A vegan diet is also considered a more sustainable way of feeding people: research suggests a vegan can be fed for a year on a sixth of an acre of land, while a meat-eater needs 18 times as much. Theoretically, many more mouths could be fed if everybody switched to a plant-based diet.
The solution, however, is not as simple as growing grain instead of rearing cattle. According to analysis carried out by the Guardian, some rangeland is only suitable for raising livestock and many poorer communities are dependant on the trade of animals.
Research published by online news site Quartz suggests eating “plant-based diets (with a little bit of meat on the side, at most)” results in the most efficient use of land.
Irrespective of claims about health and the environment, vegans often defend their diet on the grounds of animal welfare.
In 2017, the Advertising Standards Authority approved a Go Vegan World advert denouncing “humane milk” as a myth, The Independent reports.
The advert, which argues the separation of calves from their mothers causes the animals distress, reflects concern about practices in the dairy industry, says Peta, including premature death caused by over lactation and mastitis brought about by the injection of growth hormones.
For some vegans, rejecting milk and other animal products is a form of protest, with many of them considering the use of animals for human consumption morally objectionable.

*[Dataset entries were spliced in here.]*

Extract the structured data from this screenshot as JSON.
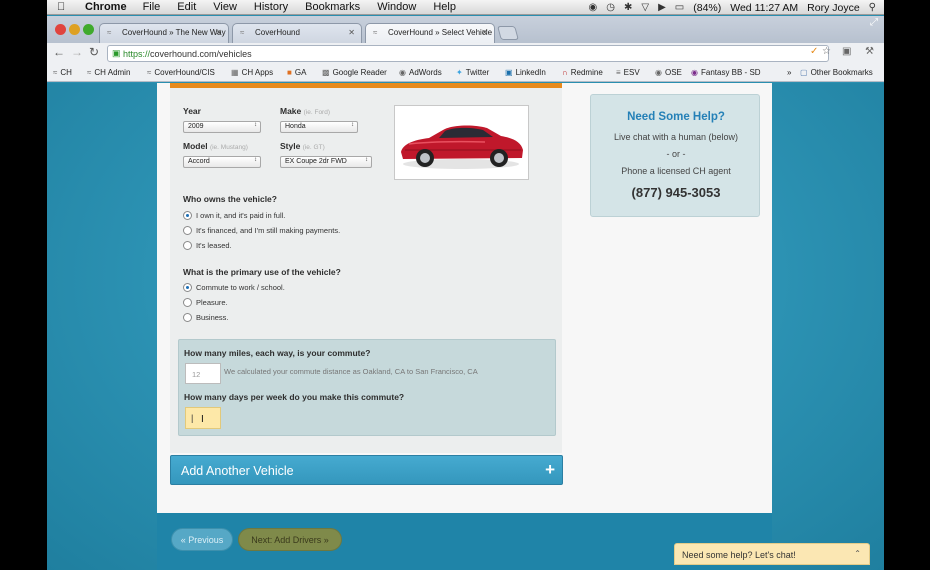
{
  "menubar": {
    "app": "Chrome",
    "items": [
      "File",
      "Edit",
      "View",
      "History",
      "Bookmarks",
      "Window",
      "Help"
    ],
    "battery": "(84%)",
    "clock": "Wed 11:27 AM",
    "user": "Rory Joyce"
  },
  "tabs": [
    {
      "label": "CoverHound » The New Way"
    },
    {
      "label": "CoverHound"
    },
    {
      "label": "CoverHound » Select Vehicle"
    }
  ],
  "toolbar": {
    "url_proto": "https://",
    "url_rest": "coverhound.com/vehicles"
  },
  "bookmarks": {
    "items": [
      "CH",
      "CH Admin",
      "CoverHound/CIS",
      "CH Apps",
      "GA",
      "Google Reader",
      "AdWords",
      "Twitter",
      "LinkedIn",
      "Redmine",
      "ESV",
      "OSE",
      "Fantasy BB - SD"
    ],
    "more": "»",
    "other": "Other Bookmarks"
  },
  "vehicle": {
    "year_label": "Year",
    "year_value": "2009",
    "make_label": "Make",
    "make_hint": "(ie. Ford)",
    "make_value": "Honda",
    "model_label": "Model",
    "model_hint": "(ie. Mustang)",
    "model_value": "Accord",
    "style_label": "Style",
    "style_hint": "(ie. GT)",
    "style_value": "EX Coupe 2dr FWD"
  },
  "ownership": {
    "question": "Who owns the vehicle?",
    "options": [
      "I own it, and it's paid in full.",
      "It's financed, and I'm still making payments.",
      "It's leased."
    ],
    "selected": 0
  },
  "usage": {
    "question": "What is the primary use of the vehicle?",
    "options": [
      "Commute to work / school.",
      "Pleasure.",
      "Business."
    ],
    "selected": 0
  },
  "commute": {
    "miles_question": "How many miles, each way, is your commute?",
    "miles_value": "12",
    "miles_note": "We calculated your commute distance as Oakland, CA to San Francisco, CA",
    "days_question": "How many days per week do you make this commute?",
    "days_value": "|"
  },
  "add_vehicle": {
    "label": "Add Another Vehicle",
    "icon": "+"
  },
  "help": {
    "title": "Need Some Help?",
    "line1": "Live chat with a human (below)",
    "or": "- or -",
    "line2": "Phone a licensed CH agent",
    "phone": "(877) 945-3053"
  },
  "nav": {
    "prev": "« Previous",
    "next": "Next: Add Drivers »"
  },
  "chat": {
    "label": "Need some help? Let's chat!"
  },
  "colors": {
    "accent_orange": "#e78a1c",
    "primary_blue": "#3497bd",
    "help_title": "#2480b7",
    "car_red": "#c0182b"
  }
}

Evolutionary biologist Steven Pinker believes this stance will become more widespread. “The trend of history is clear,” he told the Sunday Times. “One day in the future, people may well look back on the rearing of animals for slaughter as barbaric.”
However, other critics of the meat and dairy industries believe animal welfare concerns can be addressed by driving up standards, rather than eliminating animal-derived foods altogether.
“Our vision is for all farm animals to have a good life and be treated with compassion and respect,” says the RSPCA.